vi /etc/network/interfaces

In the editor set your primary interface similarly. Of course, use your own valid IP addresses.

# The primary network interface
auto eth0
iface eth0 inet static
auto eth0:0
iface eth0:0 inet static
auto eth0:1
iface eth0:1 inet static
auto eth0:2
iface eth0:2 inet static

Restart your network

/etc/init.d/networking restart

Set you hostname

vi /etc/hosts          # and
vi /etc/hostname
/etc/init.d/hostname restart

Base System Install

  • OpenSSH server


I use aptitude to manage the packages installed on the system and for upgrading.

aptitude update        # Update the package list

Packages I Use

All are installed using the command:

aptitude install packagename

aptitude install unzip

FTP server

I use Pure-FTPd. This has a rather unusual configuration on Ubuntu. Each option is a separate file in the /etc/pure-ftp/conf directory. I got some hints from Ubuntu HowTo and which settings to use from my FreeBSD Pure-ftpd.conf.

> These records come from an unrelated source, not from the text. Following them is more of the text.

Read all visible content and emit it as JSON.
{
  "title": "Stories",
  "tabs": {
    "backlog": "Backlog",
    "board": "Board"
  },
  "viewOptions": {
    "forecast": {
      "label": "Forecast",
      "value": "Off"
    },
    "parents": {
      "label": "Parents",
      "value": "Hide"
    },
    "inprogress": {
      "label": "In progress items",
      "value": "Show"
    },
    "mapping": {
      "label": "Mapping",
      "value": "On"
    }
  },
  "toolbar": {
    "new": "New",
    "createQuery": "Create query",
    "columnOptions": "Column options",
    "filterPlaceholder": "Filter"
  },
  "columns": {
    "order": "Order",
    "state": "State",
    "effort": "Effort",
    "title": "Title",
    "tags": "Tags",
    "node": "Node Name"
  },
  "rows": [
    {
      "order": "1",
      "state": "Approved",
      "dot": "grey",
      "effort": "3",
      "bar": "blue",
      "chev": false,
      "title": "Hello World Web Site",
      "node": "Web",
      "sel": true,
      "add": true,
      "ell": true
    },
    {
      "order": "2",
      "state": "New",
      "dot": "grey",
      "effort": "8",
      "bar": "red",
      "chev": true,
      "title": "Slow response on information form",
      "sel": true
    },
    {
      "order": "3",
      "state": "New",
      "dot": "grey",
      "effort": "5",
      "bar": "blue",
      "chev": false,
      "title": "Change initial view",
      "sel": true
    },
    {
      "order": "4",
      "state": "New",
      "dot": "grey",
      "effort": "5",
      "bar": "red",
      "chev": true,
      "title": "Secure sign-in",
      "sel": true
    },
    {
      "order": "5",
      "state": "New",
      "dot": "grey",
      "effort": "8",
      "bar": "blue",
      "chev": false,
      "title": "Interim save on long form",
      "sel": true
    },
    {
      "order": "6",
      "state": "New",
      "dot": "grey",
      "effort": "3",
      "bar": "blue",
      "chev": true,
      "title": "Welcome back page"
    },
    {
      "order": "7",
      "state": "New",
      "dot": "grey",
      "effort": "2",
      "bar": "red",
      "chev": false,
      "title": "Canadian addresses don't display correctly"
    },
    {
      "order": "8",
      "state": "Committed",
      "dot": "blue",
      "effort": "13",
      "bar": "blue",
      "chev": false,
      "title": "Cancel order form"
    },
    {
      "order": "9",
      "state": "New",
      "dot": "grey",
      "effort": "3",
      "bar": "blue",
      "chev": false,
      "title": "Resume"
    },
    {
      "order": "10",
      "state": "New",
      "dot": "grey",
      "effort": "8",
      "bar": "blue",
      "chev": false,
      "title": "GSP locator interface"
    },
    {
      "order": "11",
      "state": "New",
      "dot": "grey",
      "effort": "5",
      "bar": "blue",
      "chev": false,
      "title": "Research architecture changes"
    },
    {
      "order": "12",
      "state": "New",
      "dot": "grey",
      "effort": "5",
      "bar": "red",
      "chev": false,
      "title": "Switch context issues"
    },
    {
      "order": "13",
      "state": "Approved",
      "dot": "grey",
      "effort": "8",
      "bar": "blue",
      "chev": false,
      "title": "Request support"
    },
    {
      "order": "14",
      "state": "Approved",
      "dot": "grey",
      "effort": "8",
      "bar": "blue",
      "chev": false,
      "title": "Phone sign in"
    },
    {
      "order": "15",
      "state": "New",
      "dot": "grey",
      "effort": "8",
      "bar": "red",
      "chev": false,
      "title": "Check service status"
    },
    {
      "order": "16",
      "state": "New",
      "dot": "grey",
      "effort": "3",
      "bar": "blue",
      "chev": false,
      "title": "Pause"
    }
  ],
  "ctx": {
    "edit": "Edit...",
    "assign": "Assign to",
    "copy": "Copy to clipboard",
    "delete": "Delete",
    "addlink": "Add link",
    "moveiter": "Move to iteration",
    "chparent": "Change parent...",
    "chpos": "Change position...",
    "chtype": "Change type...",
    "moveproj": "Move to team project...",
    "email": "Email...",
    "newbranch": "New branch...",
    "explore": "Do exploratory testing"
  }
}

Please see Pure-FTPd on Ubuntu

Secure Communications

Secure methods are used to connect to this server and from this server to other servers. This is generally done using OpenSSH.

See Public Key Cryptology


Using the very simple to administer UFW (uncomplicated firewall). The initial rules are shown below. These will need to be adjusted as new services are added.

Initial Settings

ufw default deny          # Default rule
ufw allow ssh             # Allow all ssh traffic on port 22
ufw allow ftp             # Allow all ssh traffic on port 21
ufw allow www             # Allow all ssh traffic on port 80
ufw logging on
ufw enable                # Turn the firewall on


aptitude install denyhosts
/etc/init.d/denyhosts restart


Once you have a secure and communicative installation, it is time to put some monitoring into place. Monitoring includes logfile scans, user audits, disk audits, rootkit audits, and service availability scans.

Please see Ubuntu Monitoring

Backup and Restore

When something goes wrong (it will), have a current working backup of your data is essential. So it is critical to have an incremental backup plan that includes tested restore operations.

Please see Ubuntu Backup and Restore

Specialized Applications

Apache2 on Ubuntu

PHP5 on Ubuntu